Your assignment :: What you produce should be every line from the data that includes "localhost".

/---

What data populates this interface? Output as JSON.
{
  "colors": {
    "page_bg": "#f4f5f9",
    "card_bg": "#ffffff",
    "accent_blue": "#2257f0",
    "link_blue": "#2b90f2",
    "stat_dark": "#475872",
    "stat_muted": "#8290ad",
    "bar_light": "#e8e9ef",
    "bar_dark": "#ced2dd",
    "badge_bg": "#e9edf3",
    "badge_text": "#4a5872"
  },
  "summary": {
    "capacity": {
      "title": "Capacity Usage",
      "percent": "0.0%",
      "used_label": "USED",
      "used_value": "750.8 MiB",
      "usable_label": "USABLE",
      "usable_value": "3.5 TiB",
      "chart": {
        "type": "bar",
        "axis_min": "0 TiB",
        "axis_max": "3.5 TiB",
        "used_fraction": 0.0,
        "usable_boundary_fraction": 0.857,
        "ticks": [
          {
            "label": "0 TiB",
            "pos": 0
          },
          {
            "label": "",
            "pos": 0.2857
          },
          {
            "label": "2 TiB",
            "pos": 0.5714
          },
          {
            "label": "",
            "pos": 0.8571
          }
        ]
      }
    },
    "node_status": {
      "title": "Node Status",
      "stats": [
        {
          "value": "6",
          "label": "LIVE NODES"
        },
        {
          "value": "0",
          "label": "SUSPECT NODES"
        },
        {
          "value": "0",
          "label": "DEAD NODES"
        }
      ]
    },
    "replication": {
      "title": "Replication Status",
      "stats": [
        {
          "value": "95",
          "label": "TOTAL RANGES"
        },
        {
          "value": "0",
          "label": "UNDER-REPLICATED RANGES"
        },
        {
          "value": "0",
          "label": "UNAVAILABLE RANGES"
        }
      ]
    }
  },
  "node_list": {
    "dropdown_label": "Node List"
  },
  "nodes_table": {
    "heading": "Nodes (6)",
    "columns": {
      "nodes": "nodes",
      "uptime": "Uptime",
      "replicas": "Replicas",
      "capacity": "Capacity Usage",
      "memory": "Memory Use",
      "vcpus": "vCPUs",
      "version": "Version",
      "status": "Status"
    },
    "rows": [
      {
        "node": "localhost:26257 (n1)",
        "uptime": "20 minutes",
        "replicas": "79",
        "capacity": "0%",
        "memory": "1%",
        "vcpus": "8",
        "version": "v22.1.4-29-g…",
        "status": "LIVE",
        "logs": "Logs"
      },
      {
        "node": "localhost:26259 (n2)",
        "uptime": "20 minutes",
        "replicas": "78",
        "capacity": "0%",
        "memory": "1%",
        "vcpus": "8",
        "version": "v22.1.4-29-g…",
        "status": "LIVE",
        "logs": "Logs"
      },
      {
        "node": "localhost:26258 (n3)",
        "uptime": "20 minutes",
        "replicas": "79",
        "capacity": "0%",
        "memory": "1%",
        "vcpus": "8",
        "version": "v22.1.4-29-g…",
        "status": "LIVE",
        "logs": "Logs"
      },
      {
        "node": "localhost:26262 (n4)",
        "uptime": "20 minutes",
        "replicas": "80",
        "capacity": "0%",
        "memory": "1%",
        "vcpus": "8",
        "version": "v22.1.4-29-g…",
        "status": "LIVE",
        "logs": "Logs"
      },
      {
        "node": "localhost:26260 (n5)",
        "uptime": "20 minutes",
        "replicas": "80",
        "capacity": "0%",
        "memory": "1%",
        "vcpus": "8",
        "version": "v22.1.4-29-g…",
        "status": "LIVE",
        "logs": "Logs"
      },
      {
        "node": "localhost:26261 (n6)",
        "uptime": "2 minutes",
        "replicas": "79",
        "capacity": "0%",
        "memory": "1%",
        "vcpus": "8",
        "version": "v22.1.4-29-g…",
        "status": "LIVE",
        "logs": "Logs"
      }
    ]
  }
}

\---

Final answer ::
        "node": "localhost:26257 (n1)",
        "node": "localhost:26259 (n2)",
        "node": "localhost:26258 (n3)",
        "node": "localhost:26262 (n4)",
        "node": "localhost:26260 (n5)",
        "node": "localhost:26261 (n6)",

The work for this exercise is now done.